[EXERCISE DETAILS] Look through the lines below for the word "this", and copy every line that has it.

[DATA FOR REVIEW]
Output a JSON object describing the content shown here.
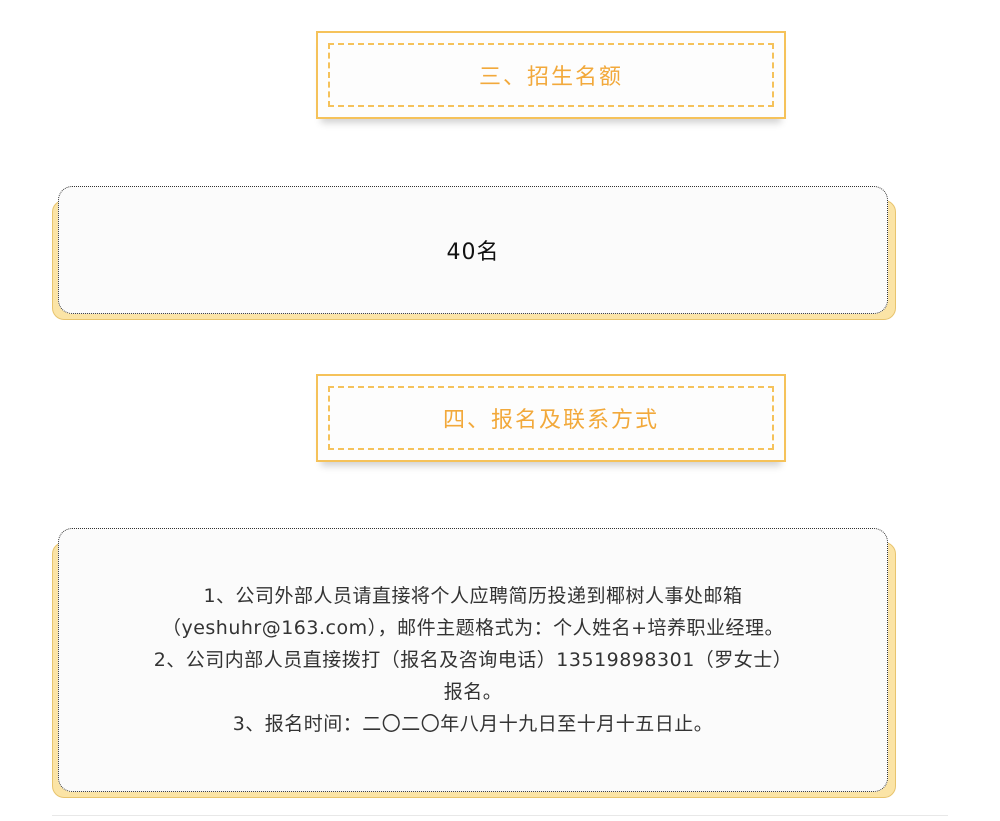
{
  "sections": {
    "quota_title": "三、招生名额",
    "quota_value": "40名",
    "contact_title": "四、报名及联系方式",
    "contact_lines": [
      "1、公司外部人员请直接将个人应聘简历投递到椰树人事处邮箱",
      "（yeshuhr@163.com），邮件主题格式为：个人姓名+培养职业经理。",
      "2、公司内部人员直接拨打（报名及咨询电话）13519898301（罗女士）",
      "报名。",
      "3、报名时间：二〇二〇年八月十九日至十月十五日止。"
    ]
  },
  "colors": {
    "accent": "#f5c25a",
    "title_text": "#f2a93b",
    "card_back": "#fbe4a6"
  }
}
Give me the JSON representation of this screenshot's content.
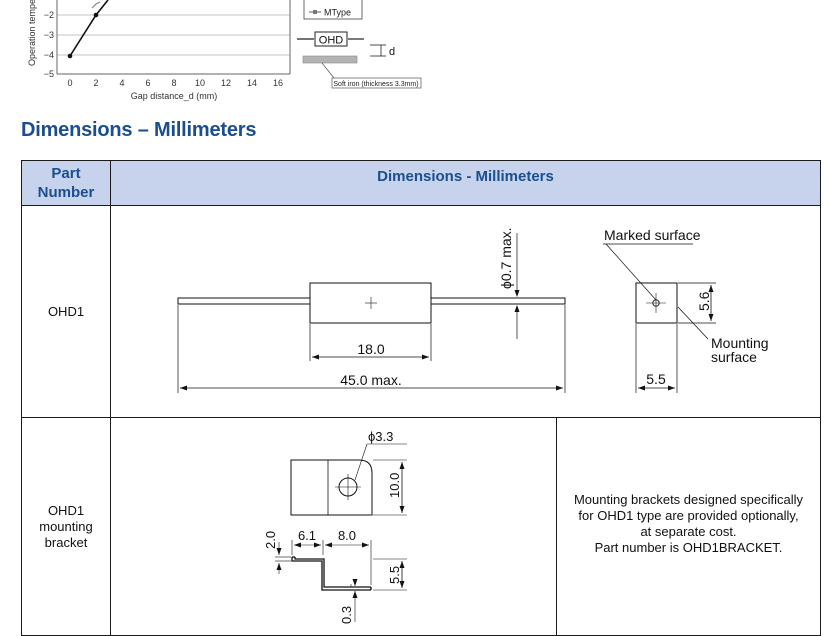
{
  "graph": {
    "y_axis_label": "Operation tempe",
    "y_ticks": [
      "−2",
      "−3",
      "−4",
      "−5"
    ],
    "x_ticks": [
      "0",
      "2",
      "4",
      "6",
      "8",
      "10",
      "12",
      "14",
      "16"
    ],
    "x_axis_label": "Gap distance_d (mm)",
    "legend_label": "MType",
    "setup_sensor_label": "OHD",
    "setup_gap_label": "d",
    "setup_iron_label": "Soft iron (thickness 3.3mm)"
  },
  "section_title": "Dimensions – Millimeters",
  "table": {
    "headers": {
      "part_number": "Part Number",
      "dimensions": "Dimensions - Millimeters"
    },
    "rows": [
      {
        "part_number": "OHD1",
        "drawing": {
          "dia_label": "ϕ0.7 max.",
          "body_length": "18.0",
          "total_length": "45.0 max.",
          "marked_surface": "Marked surface",
          "mounting_surface_1": "Mounting",
          "mounting_surface_2": "surface",
          "height": "5.6",
          "width": "5.5"
        }
      },
      {
        "part_number_lines": [
          "OHD1",
          "mounting",
          "bracket"
        ],
        "drawing": {
          "hole": "ϕ3.3",
          "height": "10.0",
          "w1": "6.1",
          "w2": "8.0",
          "t1": "2.0",
          "t2": "5.5",
          "t3": "0.3"
        },
        "note_lines": [
          "Mounting brackets designed specifically",
          "for OHD1 type are provided optionally,",
          "at separate cost.",
          "Part number is OHD1BRACKET."
        ]
      }
    ]
  }
}
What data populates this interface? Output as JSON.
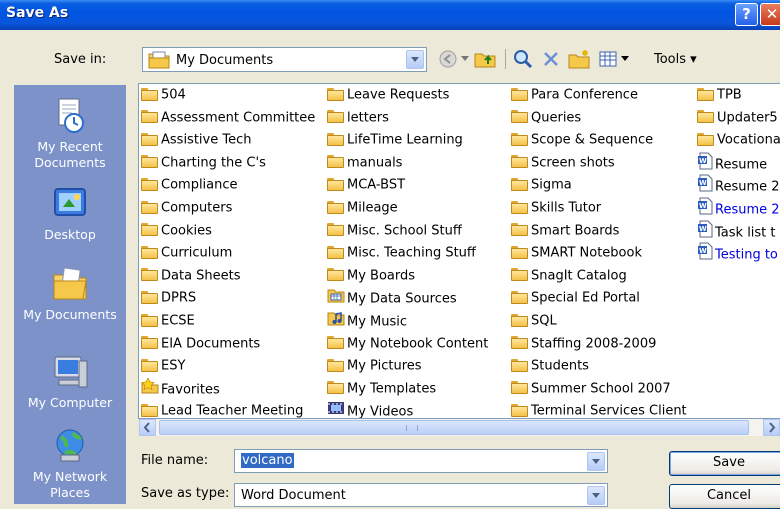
{
  "window": {
    "title": "Save As",
    "help_glyph": "?",
    "close_glyph": "✕"
  },
  "toolbar": {
    "save_in_label": "Save in:",
    "location": "My Documents",
    "tools_label": "Tools",
    "icons": [
      "back-icon",
      "up-folder-icon",
      "search-web-icon",
      "delete-icon",
      "new-folder-icon",
      "views-icon"
    ]
  },
  "places": [
    {
      "label": "My Recent Documents",
      "icon": "recent-documents-icon"
    },
    {
      "label": "Desktop",
      "icon": "desktop-icon"
    },
    {
      "label": "My Documents",
      "icon": "my-documents-icon"
    },
    {
      "label": "My Computer",
      "icon": "my-computer-icon"
    },
    {
      "label": "My Network Places",
      "icon": "network-places-icon"
    }
  ],
  "files": {
    "col1": [
      {
        "name": "504",
        "type": "folder"
      },
      {
        "name": "Assessment Committee",
        "type": "folder"
      },
      {
        "name": "Assistive Tech",
        "type": "folder"
      },
      {
        "name": "Charting the C's",
        "type": "folder"
      },
      {
        "name": "Compliance",
        "type": "folder"
      },
      {
        "name": "Computers",
        "type": "folder"
      },
      {
        "name": "Cookies",
        "type": "folder"
      },
      {
        "name": "Curriculum",
        "type": "folder"
      },
      {
        "name": "Data Sheets",
        "type": "folder"
      },
      {
        "name": "DPRS",
        "type": "folder"
      },
      {
        "name": "ECSE",
        "type": "folder"
      },
      {
        "name": "EIA Documents",
        "type": "folder"
      },
      {
        "name": "ESY",
        "type": "folder"
      },
      {
        "name": "Favorites",
        "type": "favorites"
      },
      {
        "name": "Lead Teacher Meeting",
        "type": "folder"
      }
    ],
    "col2": [
      {
        "name": "Leave Requests",
        "type": "folder"
      },
      {
        "name": "letters",
        "type": "folder"
      },
      {
        "name": "LifeTime Learning",
        "type": "folder"
      },
      {
        "name": "manuals",
        "type": "folder"
      },
      {
        "name": "MCA-BST",
        "type": "folder"
      },
      {
        "name": "Mileage",
        "type": "folder"
      },
      {
        "name": "Misc. School Stuff",
        "type": "folder"
      },
      {
        "name": "Misc. Teaching Stuff",
        "type": "folder"
      },
      {
        "name": "My Boards",
        "type": "folder"
      },
      {
        "name": "My Data Sources",
        "type": "datasource"
      },
      {
        "name": "My Music",
        "type": "music"
      },
      {
        "name": "My Notebook Content",
        "type": "folder"
      },
      {
        "name": "My Pictures",
        "type": "folder"
      },
      {
        "name": "My Templates",
        "type": "folder"
      },
      {
        "name": "My Videos",
        "type": "videos"
      }
    ],
    "col3": [
      {
        "name": "Para Conference",
        "type": "folder"
      },
      {
        "name": "Queries",
        "type": "folder"
      },
      {
        "name": "Scope & Sequence",
        "type": "folder"
      },
      {
        "name": "Screen shots",
        "type": "folder"
      },
      {
        "name": "Sigma",
        "type": "folder"
      },
      {
        "name": "Skills Tutor",
        "type": "folder"
      },
      {
        "name": "Smart Boards",
        "type": "folder"
      },
      {
        "name": "SMART Notebook",
        "type": "folder"
      },
      {
        "name": "SnagIt Catalog",
        "type": "folder"
      },
      {
        "name": "Special Ed Portal",
        "type": "folder"
      },
      {
        "name": "SQL",
        "type": "folder"
      },
      {
        "name": "Staffing 2008-2009",
        "type": "folder"
      },
      {
        "name": "Students",
        "type": "folder"
      },
      {
        "name": "Summer School 2007",
        "type": "folder"
      },
      {
        "name": "Terminal Services Client",
        "type": "folder"
      }
    ],
    "col4": [
      {
        "name": "TPB",
        "type": "folder"
      },
      {
        "name": "Updater5",
        "type": "folder"
      },
      {
        "name": "Vocationa",
        "type": "folder"
      },
      {
        "name": "Resume",
        "type": "doc"
      },
      {
        "name": "Resume 2",
        "type": "doc"
      },
      {
        "name": "Resume 2",
        "type": "doc-link"
      },
      {
        "name": "Task list t",
        "type": "doc"
      },
      {
        "name": "Testing to",
        "type": "doc-link"
      }
    ]
  },
  "form": {
    "file_name_label": "File name:",
    "file_name_value": "volcano",
    "save_as_type_label": "Save as type:",
    "save_as_type_value": "Word Document",
    "save_label": "Save",
    "cancel_label": "Cancel"
  }
}
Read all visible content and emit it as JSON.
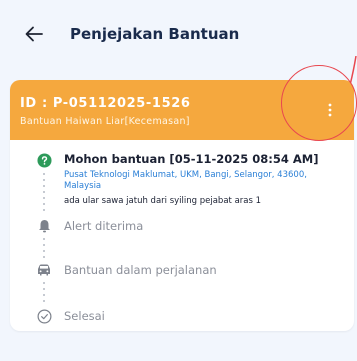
{
  "header": {
    "title": "Penjejakan Bantuan",
    "back_icon": "arrow-left-icon"
  },
  "card": {
    "id_text": "ID : P-05112025-1526",
    "category": "Bantuan Haiwan Liar[Kecemasan]",
    "menu_icon": "more-vertical-icon",
    "header_color": "#f5a83e"
  },
  "steps": [
    {
      "icon": "help-circle-icon",
      "label": "Mohon bantuan [05-11-2025 08:54 AM]",
      "location": "Pusat Teknologi Maklumat, UKM, Bangi, Selangor, 43600, Malaysia",
      "note": "ada ular sawa jatuh dari syiling pejabat aras 1",
      "active": true
    },
    {
      "icon": "bell-icon",
      "label": "Alert diterima",
      "active": false
    },
    {
      "icon": "car-icon",
      "label": "Bantuan dalam perjalanan",
      "active": false
    },
    {
      "icon": "check-circle-icon",
      "label": "Selesai",
      "active": false
    }
  ],
  "colors": {
    "active_step": "#2d9a5a",
    "link_text": "#2a7fd6",
    "highlight_circle": "#e8474f"
  }
}
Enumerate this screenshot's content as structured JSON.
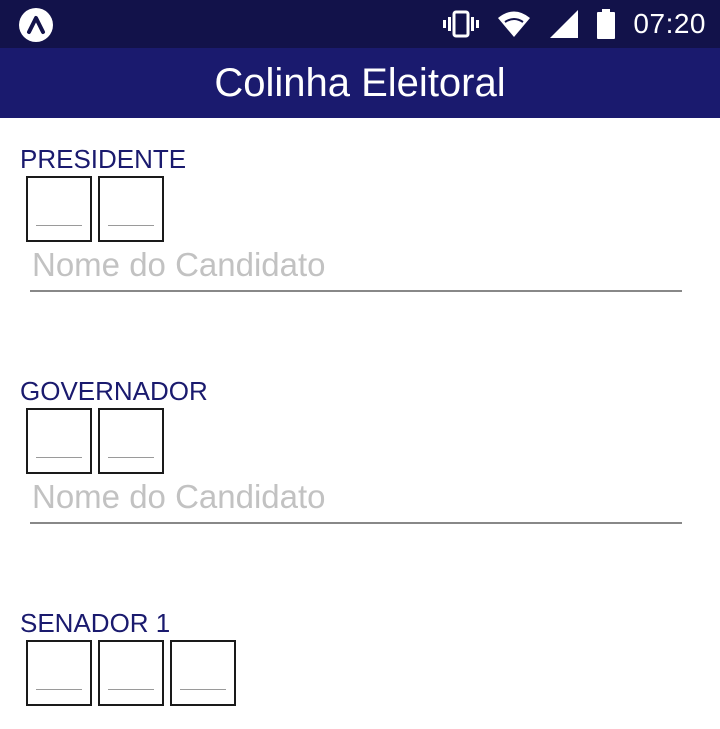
{
  "status_bar": {
    "time": "07:20",
    "icons": [
      "app-notification-icon",
      "vibrate-icon",
      "wifi-icon",
      "signal-icon",
      "battery-icon"
    ]
  },
  "app_bar": {
    "title": "Colinha Eleitoral"
  },
  "sections": [
    {
      "label": "PRESIDENTE",
      "digit_count": 2,
      "name_placeholder": "Nome do Candidato"
    },
    {
      "label": "GOVERNADOR",
      "digit_count": 2,
      "name_placeholder": "Nome do Candidato"
    },
    {
      "label": "SENADOR 1",
      "digit_count": 3
    }
  ],
  "colors": {
    "status_bar": "#12124a",
    "app_bar": "#1a1a6e",
    "label_text": "#1a1a6e"
  }
}
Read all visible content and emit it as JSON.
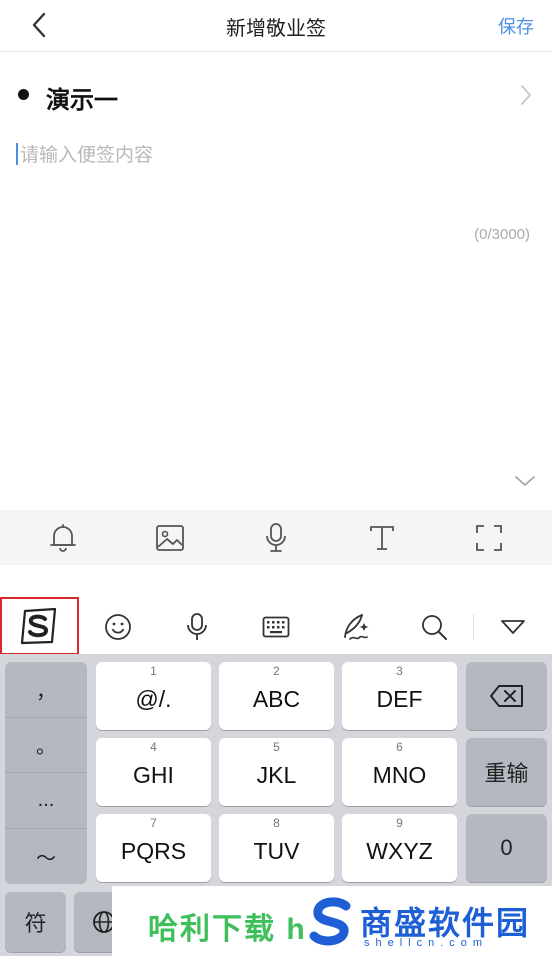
{
  "header": {
    "title": "新增敬业签",
    "save_label": "保存"
  },
  "note": {
    "title": "演示一",
    "placeholder": "请输入便签内容",
    "counter": "(0/3000)"
  },
  "toolbar": {
    "icons": [
      "bell-icon",
      "image-icon",
      "microphone-icon",
      "text-format-icon",
      "fullscreen-icon"
    ]
  },
  "ime_bar": {
    "icons": [
      "sogou-logo-icon",
      "emoji-icon",
      "voice-icon",
      "keyboard-icon",
      "handwriting-icon",
      "search-icon",
      "collapse-icon"
    ]
  },
  "keyboard": {
    "punctuation": [
      "，",
      "。",
      "...",
      "～"
    ],
    "keys": [
      {
        "num": "1",
        "label": "@/."
      },
      {
        "num": "2",
        "label": "ABC"
      },
      {
        "num": "3",
        "label": "DEF"
      },
      {
        "num": "4",
        "label": "GHI"
      },
      {
        "num": "5",
        "label": "JKL"
      },
      {
        "num": "6",
        "label": "MNO"
      },
      {
        "num": "7",
        "label": "PQRS"
      },
      {
        "num": "8",
        "label": "TUV"
      },
      {
        "num": "9",
        "label": "WXYZ"
      }
    ],
    "reinput_label": "重输",
    "zero_label": "0",
    "symbol_label": "符"
  },
  "watermark": {
    "text_left": "哈利下载 h",
    "text_right": "商盛软件园",
    "domain": "shellcn.com"
  },
  "colors": {
    "accent": "#4a90e2",
    "highlight_border": "#d9272e",
    "watermark_green": "#3fbf5a",
    "watermark_blue": "#1e5fd6"
  }
}
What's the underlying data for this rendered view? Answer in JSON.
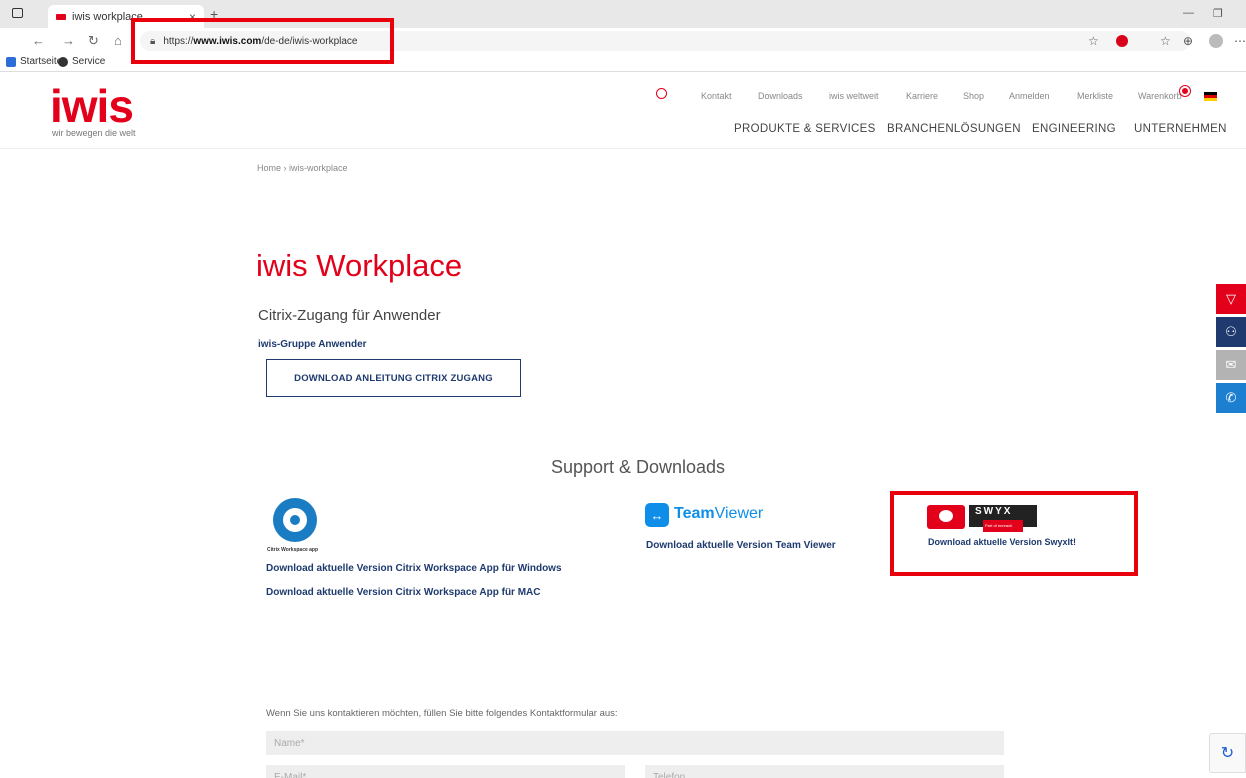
{
  "browser": {
    "tab_title": "iwis workplace",
    "tab_close": "×",
    "new_tab": "+",
    "url_prefix": "https://",
    "url_host": "www.iwis.com",
    "url_path": "/de-de/iwis-workplace",
    "bookmarks": [
      "Startseite",
      "Service"
    ]
  },
  "header": {
    "logo": "iwis",
    "tagline": "wir bewegen die welt",
    "top_links": [
      "Kontakt",
      "Downloads",
      "iwis weltweit",
      "Karriere",
      "Shop",
      "Anmelden",
      "Merkliste",
      "Warenkorb"
    ],
    "cart_count": "0",
    "main_nav": [
      "PRODUKTE & SERVICES",
      "BRANCHENLÖSUNGEN",
      "ENGINEERING",
      "UNTERNEHMEN"
    ]
  },
  "breadcrumb": "Home › iwis-workplace",
  "main": {
    "title": "iwis Workplace",
    "subtitle": "Citrix-Zugang für Anwender",
    "group_label": "iwis-Gruppe Anwender",
    "download_button": "DOWNLOAD ANLEITUNG CITRIX ZUGANG"
  },
  "support": {
    "heading": "Support & Downloads",
    "citrix_caption": "Citrix Workspace app",
    "citrix_win": "Download aktuelle Version Citrix Workspace App für Windows",
    "citrix_mac": "Download aktuelle Version Citrix Workspace App für MAC",
    "teamviewer_brand_a": "Team",
    "teamviewer_brand_b": "Viewer",
    "teamviewer_link": "Download aktuelle Version Team Viewer",
    "swyx_brand": "SWYX",
    "swyx_sub": "Part of enreach",
    "swyx_link": "Download aktuelle Version SwyxIt!"
  },
  "form": {
    "intro": "Wenn Sie uns kontaktieren möchten, füllen Sie bitte folgendes Kontaktformular aus:",
    "name_placeholder": "Name*",
    "email_placeholder": "E-Mail*",
    "phone_placeholder": "Telefon"
  },
  "colors": {
    "brand_red": "#e2001a",
    "navy": "#1e3a6e",
    "highlight_red": "#e8000d"
  }
}
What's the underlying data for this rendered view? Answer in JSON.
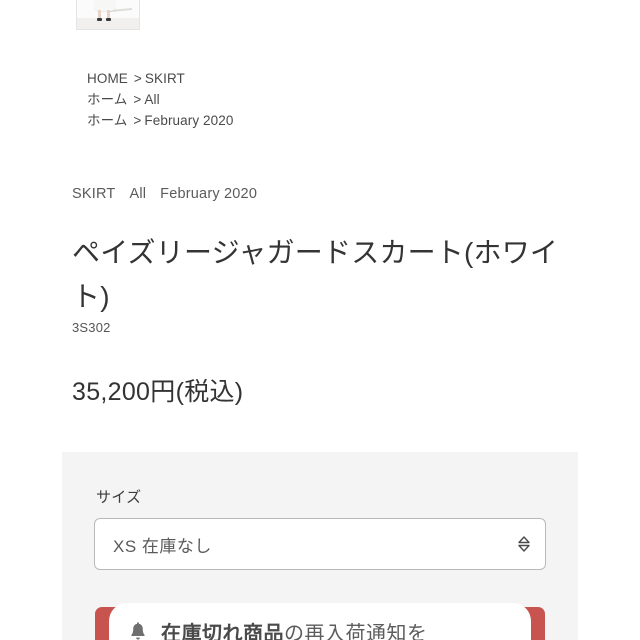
{
  "thumbnail": {
    "alt": "product-thumbnail-skirt-hem"
  },
  "breadcrumbs": [
    {
      "root": "HOME",
      "sep": ">",
      "leaf": "SKIRT"
    },
    {
      "root": "ホーム",
      "sep": ">",
      "leaf": "All"
    },
    {
      "root": "ホーム",
      "sep": ">",
      "leaf": "February 2020"
    }
  ],
  "categories": [
    "SKIRT",
    "All",
    "February 2020"
  ],
  "product": {
    "title": "ペイズリージャガードスカート(ホワイト)",
    "sku": "3S302",
    "price": "35,200円(税込)"
  },
  "options": {
    "size_label": "サイズ",
    "size_selected": "XS  在庫なし",
    "size_choices": [
      "XS  在庫なし"
    ],
    "chevron_icon": "chevron-up-down-icon"
  },
  "notify": {
    "bell_icon": "bell-icon",
    "text_bold": "在庫切れ商品",
    "text_rest": "の再入荷通知を",
    "accent_color": "#c8544f"
  },
  "colors": {
    "page_background": "#ffffff",
    "panel_background": "#f4f4f4",
    "text": "#333333",
    "muted_text": "#5b5b5b",
    "border": "#b9b9b9",
    "accent_red": "#c8544f"
  }
}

[SOLUTION BELOW]
Give me the JSON representation of this screenshot's content.
What data populates this interface? Output as JSON.
Enumerate this screenshot's content as structured JSON.
What's the underlying data for this rendered view? Answer in JSON.
What's the underlying data for this rendered view? Answer in JSON.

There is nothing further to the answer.